● **WHAT IS BEING ASKED**: When a line of the records below contains the string "Caddesi", copy that whole line.

DATASET EXTRACT Start Marker

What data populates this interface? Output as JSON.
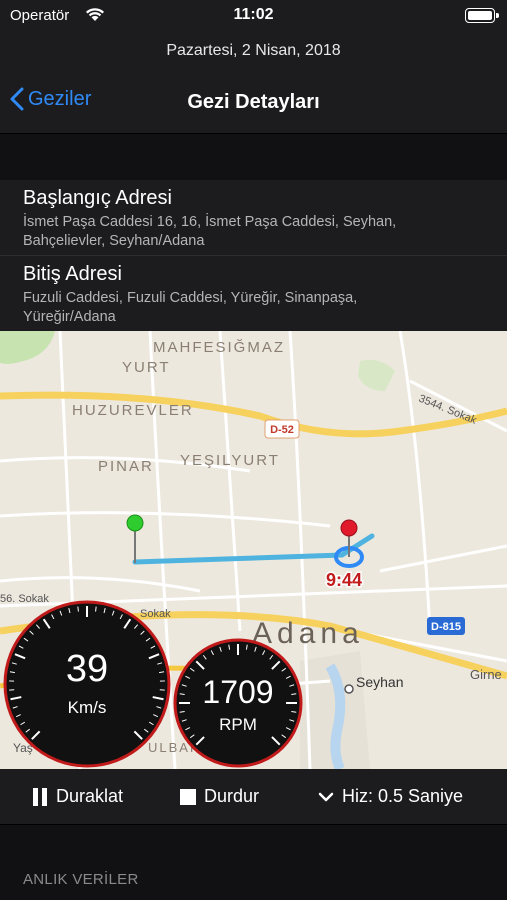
{
  "status": {
    "carrier": "Operatör",
    "time": "11:02"
  },
  "nav": {
    "date": "Pazartesi, 2 Nisan, 2018",
    "back_label": "Geziler",
    "title": "Gezi Detayları"
  },
  "start": {
    "title": "Başlangıç Adresi",
    "line1": "İsmet Paşa Caddesi 16, 16, İsmet Paşa Caddesi, Seyhan,",
    "line2": "Bahçelievler, Seyhan/Adana"
  },
  "end": {
    "title": "Bitiş Adresi",
    "line1": "Fuzuli Caddesi, Fuzuli Caddesi, Yüreğir, Sinanpaşa,",
    "line2": "Yüreğir/Adana"
  },
  "map": {
    "labels": {
      "mahfesigmaz": "MAHFESIĞMAZ",
      "yurt": "YURT",
      "huzurevler": "HUZUREVLER",
      "pinar": "PINAR",
      "yesilyurt": "YEŞILYURT",
      "adana": "Adana",
      "seyhan": "Seyhan",
      "girne": "Girne",
      "sokak3544": "3544. Sokak",
      "sokak56": "56. Sokak",
      "sokak": "Sokak",
      "yas": "Yaş",
      "ulbar": "ULBAR"
    },
    "road_badges": {
      "d52": "D-52",
      "d815": "D-815"
    },
    "end_time": "9:44"
  },
  "gauges": {
    "speed": {
      "value": "39",
      "unit": "Km/s"
    },
    "rpm": {
      "value": "1709",
      "unit": "RPM"
    }
  },
  "controls": {
    "pause_label": "Duraklat",
    "stop_label": "Durdur",
    "speed_label": "Hiz: 0.5 Saniye"
  },
  "section": {
    "live_data": "ANLIK VERİLER"
  },
  "colors": {
    "accent": "#2f8af5",
    "route": "#4fb3e0",
    "start_pin": "#2ecc2e",
    "end_pin": "#e0192b"
  }
}
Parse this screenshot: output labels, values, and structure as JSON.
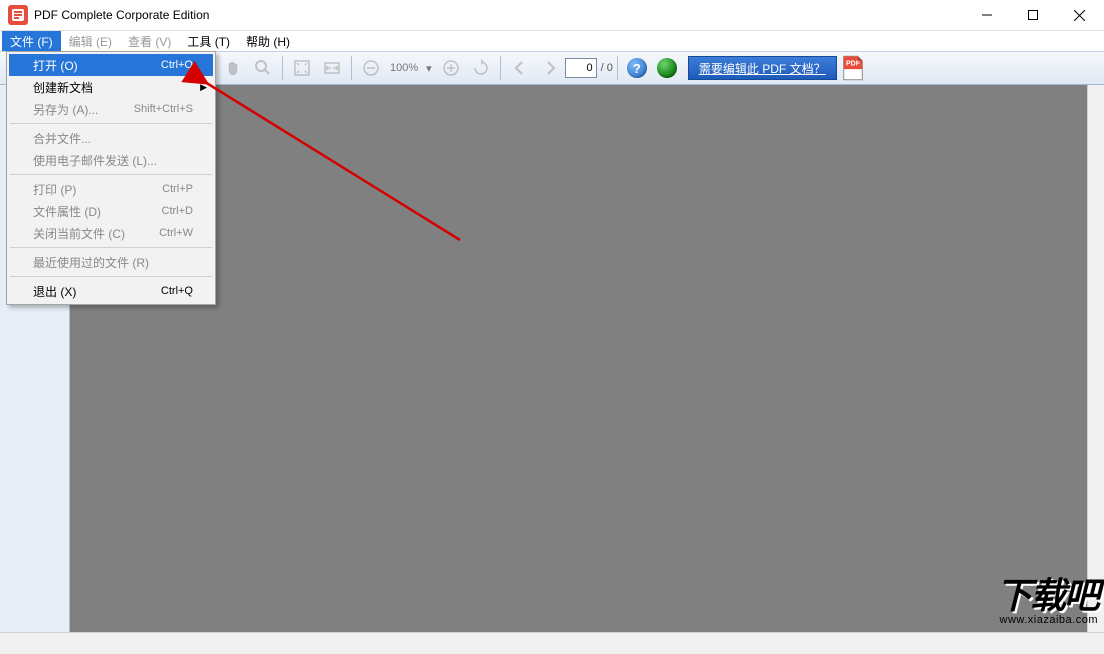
{
  "window": {
    "title": "PDF Complete Corporate Edition"
  },
  "menu": {
    "file": "文件 (F)",
    "edit": "编辑 (E)",
    "view": "查看 (V)",
    "tools": "工具 (T)",
    "help": "帮助 (H)"
  },
  "file_menu": {
    "open": {
      "label": "打开 (O)",
      "shortcut": "Ctrl+O"
    },
    "new_doc": {
      "label": "创建新文档"
    },
    "save_as": {
      "label": "另存为 (A)...",
      "shortcut": "Shift+Ctrl+S"
    },
    "merge": {
      "label": "合并文件..."
    },
    "email": {
      "label": "使用电子邮件发送 (L)..."
    },
    "print": {
      "label": "打印 (P)",
      "shortcut": "Ctrl+P"
    },
    "props": {
      "label": "文件属性 (D)",
      "shortcut": "Ctrl+D"
    },
    "close_file": {
      "label": "关闭当前文件 (C)",
      "shortcut": "Ctrl+W"
    },
    "recent": {
      "label": "最近使用过的文件 (R)"
    },
    "exit": {
      "label": "退出 (X)",
      "shortcut": "Ctrl+Q"
    }
  },
  "toolbar": {
    "zoom_level": "100%",
    "page_current": "0",
    "page_total": "/ 0",
    "edit_banner": "需要编辑此 PDF 文档？"
  },
  "watermark": {
    "logo": "下载吧",
    "url": "www.xiazaiba.com"
  }
}
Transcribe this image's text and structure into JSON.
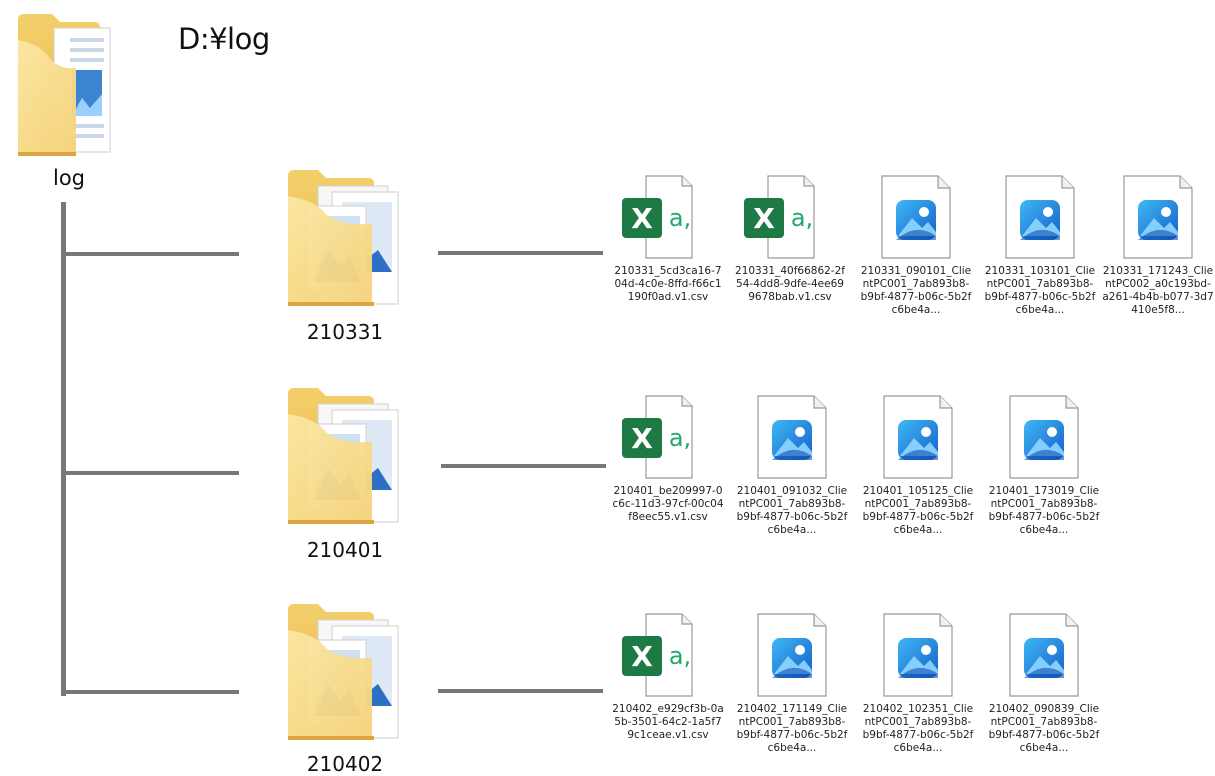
{
  "page": {
    "path_title": "D:¥log",
    "root_folder_label": "log",
    "root_folder_icon": "folder-with-images-icon"
  },
  "groups": [
    {
      "folder": "210331",
      "files": [
        {
          "type": "csv",
          "icon": "excel-csv-file-icon",
          "name": "210331_5cd3ca16-704d-4c0e-8ffd-f66c1190f0ad.v1.csv"
        },
        {
          "type": "csv",
          "icon": "excel-csv-file-icon",
          "name": "210331_40f66862-2f54-4dd8-9dfe-4ee699678bab.v1.csv"
        },
        {
          "type": "image",
          "icon": "photo-file-icon",
          "name": "210331_090101_ClientPC001_7ab893b8-b9bf-4877-b06c-5b2fc6be4a..."
        },
        {
          "type": "image",
          "icon": "photo-file-icon",
          "name": "210331_103101_ClientPC001_7ab893b8-b9bf-4877-b06c-5b2fc6be4a..."
        },
        {
          "type": "image",
          "icon": "photo-file-icon",
          "name": "210331_171243_ClientPC002_a0c193bd-a261-4b4b-b077-3d7410e5f8..."
        }
      ]
    },
    {
      "folder": "210401",
      "files": [
        {
          "type": "csv",
          "icon": "excel-csv-file-icon",
          "name": "210401_be209997-0c6c-11d3-97cf-00c04f8eec55.v1.csv"
        },
        {
          "type": "image",
          "icon": "photo-file-icon",
          "name": "210401_091032_ClientPC001_7ab893b8-b9bf-4877-b06c-5b2fc6be4a..."
        },
        {
          "type": "image",
          "icon": "photo-file-icon",
          "name": "210401_105125_ClientPC001_7ab893b8-b9bf-4877-b06c-5b2fc6be4a..."
        },
        {
          "type": "image",
          "icon": "photo-file-icon",
          "name": "210401_173019_ClientPC001_7ab893b8-b9bf-4877-b06c-5b2fc6be4a..."
        }
      ]
    },
    {
      "folder": "210402",
      "files": [
        {
          "type": "csv",
          "icon": "excel-csv-file-icon",
          "name": "210402_e929cf3b-0a5b-3501-64c2-1a5f79c1ceae.v1.csv"
        },
        {
          "type": "image",
          "icon": "photo-file-icon",
          "name": "210402_171149_ClientPC001_7ab893b8-b9bf-4877-b06c-5b2fc6be4a..."
        },
        {
          "type": "image",
          "icon": "photo-file-icon",
          "name": "210402_102351_ClientPC001_7ab893b8-b9bf-4877-b06c-5b2fc6be4a..."
        },
        {
          "type": "image",
          "icon": "photo-file-icon",
          "name": "210402_090839_ClientPC001_7ab893b8-b9bf-4877-b06c-5b2fc6be4a..."
        }
      ]
    }
  ]
}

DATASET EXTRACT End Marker

● **SOLUTION BELOW**:
    "line1": "İsmet Paşa Caddesi 16, 16, İsmet Paşa Caddesi, Seyhan,",
    "line1": "Fuzuli Caddesi, Fuzuli Caddesi, Yüreğir, Sinanpaşa,",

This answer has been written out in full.